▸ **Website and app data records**

+-------+

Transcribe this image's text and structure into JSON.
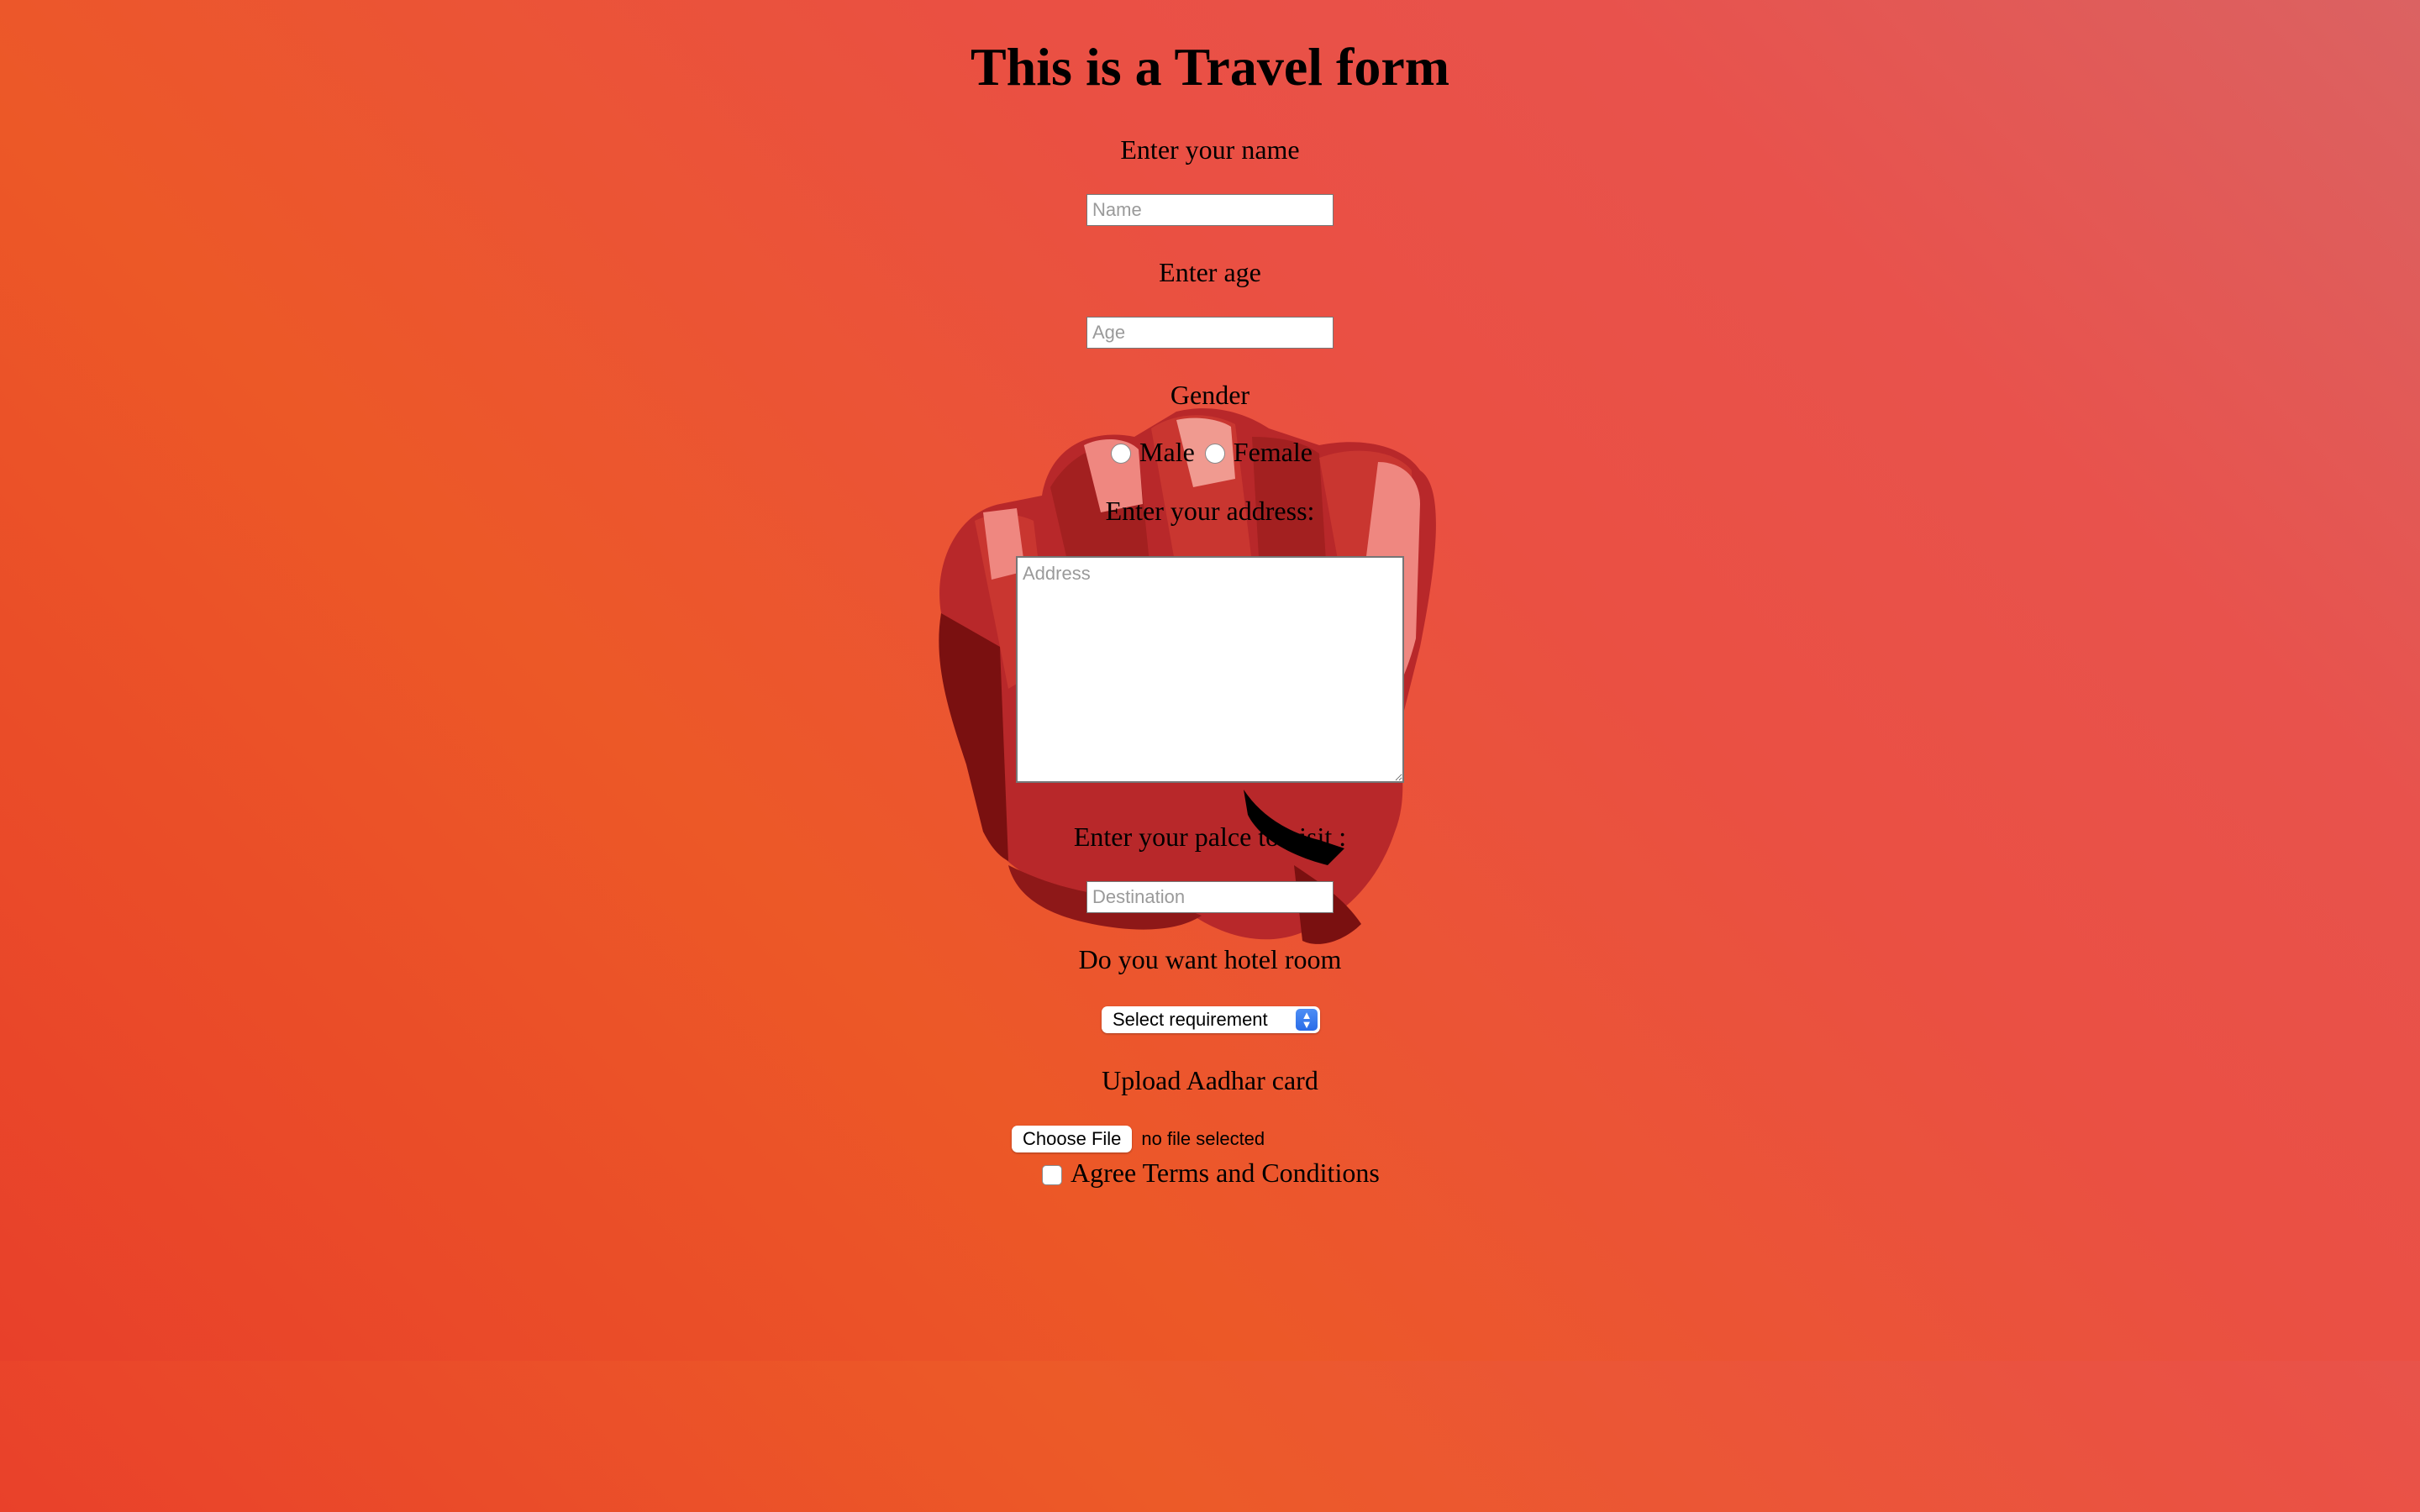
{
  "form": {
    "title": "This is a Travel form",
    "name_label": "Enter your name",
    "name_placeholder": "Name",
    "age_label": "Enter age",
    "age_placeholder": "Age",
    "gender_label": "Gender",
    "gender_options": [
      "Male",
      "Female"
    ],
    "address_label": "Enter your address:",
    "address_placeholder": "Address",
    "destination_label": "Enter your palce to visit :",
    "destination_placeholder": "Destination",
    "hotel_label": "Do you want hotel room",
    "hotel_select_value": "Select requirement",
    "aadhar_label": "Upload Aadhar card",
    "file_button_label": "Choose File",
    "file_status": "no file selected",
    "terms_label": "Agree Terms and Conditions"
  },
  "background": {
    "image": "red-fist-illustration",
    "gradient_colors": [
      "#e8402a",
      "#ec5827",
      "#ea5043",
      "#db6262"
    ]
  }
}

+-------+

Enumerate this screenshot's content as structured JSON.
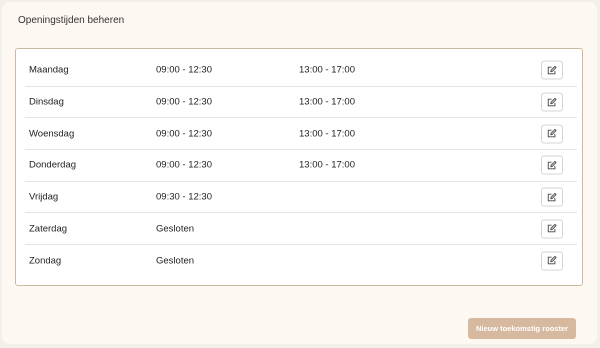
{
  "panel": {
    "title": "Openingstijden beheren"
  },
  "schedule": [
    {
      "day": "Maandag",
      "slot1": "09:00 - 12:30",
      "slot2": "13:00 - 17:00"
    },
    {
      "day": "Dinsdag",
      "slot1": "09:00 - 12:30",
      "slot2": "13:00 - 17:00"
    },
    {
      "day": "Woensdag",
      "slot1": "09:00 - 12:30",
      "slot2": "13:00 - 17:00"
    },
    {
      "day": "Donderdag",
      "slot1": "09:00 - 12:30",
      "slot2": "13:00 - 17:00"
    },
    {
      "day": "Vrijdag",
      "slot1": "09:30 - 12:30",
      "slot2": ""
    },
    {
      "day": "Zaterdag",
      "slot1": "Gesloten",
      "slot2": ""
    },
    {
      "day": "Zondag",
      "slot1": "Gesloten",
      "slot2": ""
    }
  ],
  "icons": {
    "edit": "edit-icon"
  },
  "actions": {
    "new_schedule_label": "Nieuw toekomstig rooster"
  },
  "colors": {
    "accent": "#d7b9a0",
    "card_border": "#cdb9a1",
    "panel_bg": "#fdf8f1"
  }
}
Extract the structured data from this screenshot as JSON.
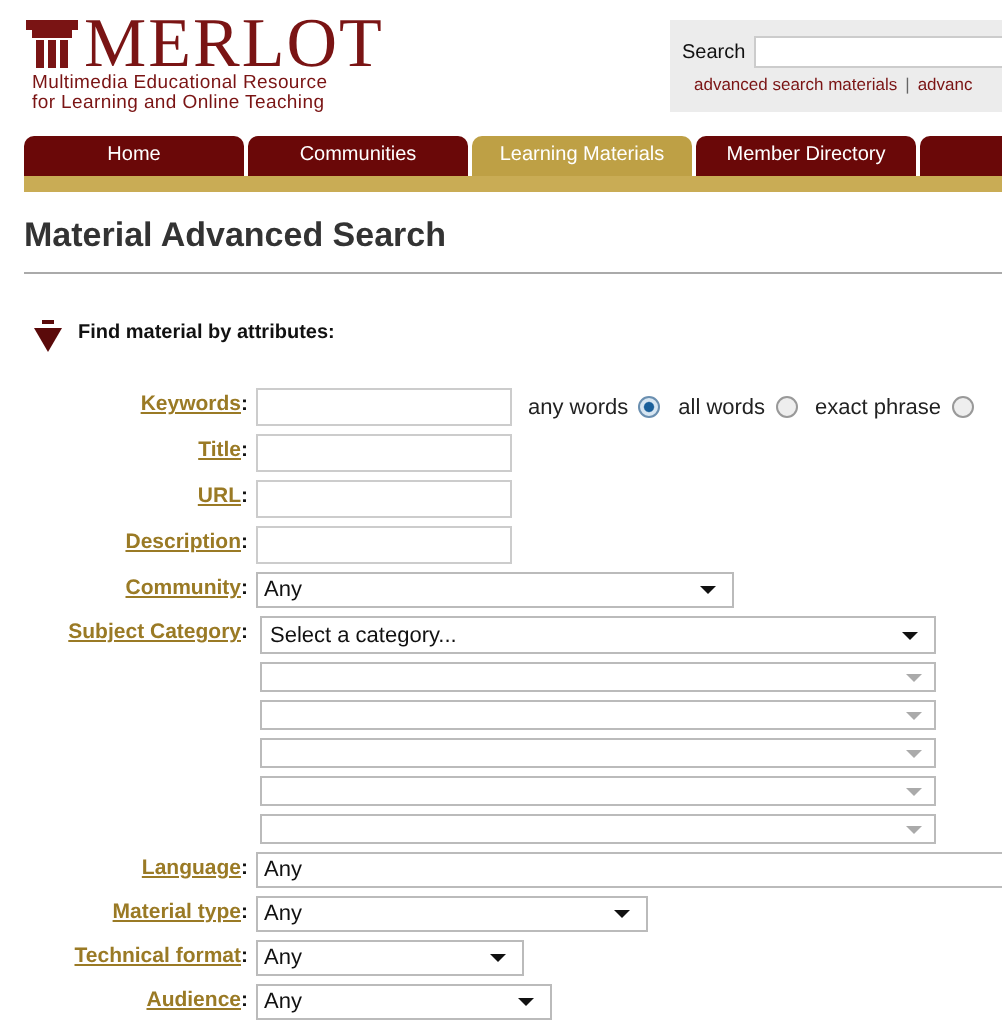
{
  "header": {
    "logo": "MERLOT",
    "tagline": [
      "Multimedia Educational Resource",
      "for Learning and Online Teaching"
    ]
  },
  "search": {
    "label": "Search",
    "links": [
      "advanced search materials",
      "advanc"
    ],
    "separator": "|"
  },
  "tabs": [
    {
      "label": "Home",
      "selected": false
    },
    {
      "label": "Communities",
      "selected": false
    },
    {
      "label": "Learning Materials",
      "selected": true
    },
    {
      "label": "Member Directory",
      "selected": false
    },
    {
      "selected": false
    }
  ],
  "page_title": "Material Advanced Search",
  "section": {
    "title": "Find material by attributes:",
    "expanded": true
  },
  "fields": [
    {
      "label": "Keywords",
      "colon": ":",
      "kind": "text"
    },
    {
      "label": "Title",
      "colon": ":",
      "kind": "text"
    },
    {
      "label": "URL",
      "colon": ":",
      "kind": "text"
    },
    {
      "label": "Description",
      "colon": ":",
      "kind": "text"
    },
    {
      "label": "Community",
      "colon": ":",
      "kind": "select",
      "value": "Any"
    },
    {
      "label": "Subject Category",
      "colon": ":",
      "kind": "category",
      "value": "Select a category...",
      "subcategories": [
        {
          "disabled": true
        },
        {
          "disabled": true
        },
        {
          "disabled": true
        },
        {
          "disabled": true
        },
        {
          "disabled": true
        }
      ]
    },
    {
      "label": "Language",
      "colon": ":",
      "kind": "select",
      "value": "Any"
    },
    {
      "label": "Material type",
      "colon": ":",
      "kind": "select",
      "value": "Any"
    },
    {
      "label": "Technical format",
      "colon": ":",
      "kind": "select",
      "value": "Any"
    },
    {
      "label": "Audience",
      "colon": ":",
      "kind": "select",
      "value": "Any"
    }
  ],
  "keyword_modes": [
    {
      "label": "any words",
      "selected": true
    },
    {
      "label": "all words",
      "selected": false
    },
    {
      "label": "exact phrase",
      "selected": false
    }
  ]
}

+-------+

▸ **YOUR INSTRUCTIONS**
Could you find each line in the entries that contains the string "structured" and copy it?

▸ **OUTPUT FOR THIS EXERCISE**
Enumerate this screenshot's content as structured JSON.
Extract the structured data from this screenshot as JSON.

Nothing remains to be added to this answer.